Face it: No one, not even a C programmer, wants to count bits in a binary number. No one. Perhaps some nerd somewhere can tell you that 10110001 is really the value 177, but most programmers can’t. What a good programmer can do, however, is translate binary into hex.

Hex has nothing to do with Harry Potter. It’s short for *hexadecimal*, which is the base 16 counting system. That’s not as obtuse as it sounds because it’s easy to translate between base 16 (hex) and binary.

For example, the value 10110001 translates into B1 hexadecimal. Hexadecimal numbers include the letters A through F, representing decimal values 10 through 15, respectively. A *B* in hex is the decimal value 11. Letters are used because they occupy only one character space.

Here are the 16 hexadecimal values 0 through F and how they relate to four bits of data:

Hex | Binary | Decimal | Hex | Binary | Decimal |
---|---|---|---|---|---|

0x0 | 0000 | 0 | 0x8 | 1000 | 8 |

0x1 | 0001 | 1 | 0x9 | 1001 | 9 |

0x2 | 0010 | 2 | 0xA | 1010 | 10 |

0x3 | 0011 | 3 | 0xB | 1011 | 11 |

0x4 | 0100 | 4 | 0xC | 1100 | 12 |

0x5 | 0101 | 5 | 0xD | 1101 | 13 |

0x6 | 0110 | 6 | 0xE | 1110 | 14 |

0x7 | 0111 | 7 | 0xF | 1111 | 15 |

These hexadecimal values are prefixed with *0x.* This prefix is common in C, although other programming languages may use different prefixes or a postfix.

The next hexadecimal value after 0xF is 0x10. Don’t read it as the number ten, but as “one zero hex.” It’s the value 16 in decimal (base 10). After that, hex keeps counting with 0x11, 0x12, and up through 0x1F and beyond.

Yes, and all of this is just as much fun as learning the ancient Egyptian counting symbols, so where will it get you?

When a programmer sees the binary value 10110100, he first splits it into two 4-bit nibbles: 1011 0100. Then he translates it into hex, 0xB4. The C programming language does the translation as well, as long as you use the %x or %X conversion characters, as shown in A Little Hex.

**A LITTLE HEX**

#include <stdio.h> char *binbin(int n); int main() { int b,x; b = 21; for(x=0;x<8;x++) { printf("%s 0x%04X %4dn",binbin(b),b,b); b<<=1; } return(0); } char *binbin(int n) { static char bin[17]; int x; for(x=0;x<16;x++) { bin[x] = n & 0x8000 ? '1' : '0'; n <<= 1; } bin[x] = ''; return(bin); }

The code in A Little Hex displays a value in binary, hexadecimal, and decimal and then shifts that value to the left, displaying the new value. This process takes place at Line 13 by using the %X conversion character in the printf() statement.

Well, actually, the placeholder is %04X, which displays hex values using uppercase letters, four digits wide, and padded with zeros on the left as needed.

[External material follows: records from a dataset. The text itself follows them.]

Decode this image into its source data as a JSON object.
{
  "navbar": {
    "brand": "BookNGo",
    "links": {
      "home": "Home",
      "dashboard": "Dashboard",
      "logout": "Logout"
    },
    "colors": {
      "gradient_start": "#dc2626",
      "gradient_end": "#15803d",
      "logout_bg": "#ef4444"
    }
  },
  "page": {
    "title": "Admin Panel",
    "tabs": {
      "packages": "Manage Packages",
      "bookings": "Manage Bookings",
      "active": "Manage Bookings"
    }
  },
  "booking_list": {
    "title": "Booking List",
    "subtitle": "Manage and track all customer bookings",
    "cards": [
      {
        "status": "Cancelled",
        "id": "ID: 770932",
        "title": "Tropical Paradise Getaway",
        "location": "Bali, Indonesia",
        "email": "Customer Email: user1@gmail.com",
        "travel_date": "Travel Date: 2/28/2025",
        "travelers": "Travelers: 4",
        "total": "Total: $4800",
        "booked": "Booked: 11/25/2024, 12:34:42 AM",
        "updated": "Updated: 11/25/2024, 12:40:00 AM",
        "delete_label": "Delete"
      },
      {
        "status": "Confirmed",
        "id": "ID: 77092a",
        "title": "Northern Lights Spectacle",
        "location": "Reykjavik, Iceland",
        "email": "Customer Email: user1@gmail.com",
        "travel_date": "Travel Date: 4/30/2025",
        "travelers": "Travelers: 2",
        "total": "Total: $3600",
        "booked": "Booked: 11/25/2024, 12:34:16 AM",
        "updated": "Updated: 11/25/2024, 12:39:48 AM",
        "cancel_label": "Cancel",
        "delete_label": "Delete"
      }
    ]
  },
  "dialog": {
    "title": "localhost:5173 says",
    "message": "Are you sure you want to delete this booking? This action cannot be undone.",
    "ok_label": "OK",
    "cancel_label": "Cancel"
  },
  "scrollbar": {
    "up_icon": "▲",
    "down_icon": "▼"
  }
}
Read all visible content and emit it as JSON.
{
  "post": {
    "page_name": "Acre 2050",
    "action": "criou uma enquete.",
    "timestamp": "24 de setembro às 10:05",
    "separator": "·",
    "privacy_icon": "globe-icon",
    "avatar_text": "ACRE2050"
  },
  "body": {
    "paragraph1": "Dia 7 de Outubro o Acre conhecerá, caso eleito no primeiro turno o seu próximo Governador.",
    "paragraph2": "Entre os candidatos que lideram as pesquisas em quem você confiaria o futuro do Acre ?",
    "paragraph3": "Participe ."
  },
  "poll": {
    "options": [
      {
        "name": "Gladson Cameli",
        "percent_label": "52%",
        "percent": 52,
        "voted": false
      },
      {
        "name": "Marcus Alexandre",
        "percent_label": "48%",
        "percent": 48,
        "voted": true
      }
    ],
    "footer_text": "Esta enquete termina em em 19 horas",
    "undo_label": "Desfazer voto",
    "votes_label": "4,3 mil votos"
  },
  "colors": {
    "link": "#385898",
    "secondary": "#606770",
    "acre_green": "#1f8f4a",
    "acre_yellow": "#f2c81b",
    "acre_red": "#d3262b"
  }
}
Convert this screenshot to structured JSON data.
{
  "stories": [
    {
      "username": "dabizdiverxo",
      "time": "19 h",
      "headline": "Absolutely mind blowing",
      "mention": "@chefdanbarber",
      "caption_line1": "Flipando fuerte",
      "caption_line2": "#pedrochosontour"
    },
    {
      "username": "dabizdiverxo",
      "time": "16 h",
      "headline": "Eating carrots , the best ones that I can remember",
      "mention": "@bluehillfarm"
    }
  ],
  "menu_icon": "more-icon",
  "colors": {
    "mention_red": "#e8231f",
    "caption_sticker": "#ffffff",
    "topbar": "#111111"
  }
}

The 0x prefix before the conversion character merely displays the output in standard C style.

**Exercise 1:** Start a new project using the code from A Little Hex. Build and run.

**Exercise 2****:** Change the value of variable *b* in Line 9 to read this way:

b = 0x11;

Save that change, and build and run.

You can write hex values directly in your code. Prefix the values with 0x, followed by a valid hexadecimal number using either upper- or lowercase letters where required.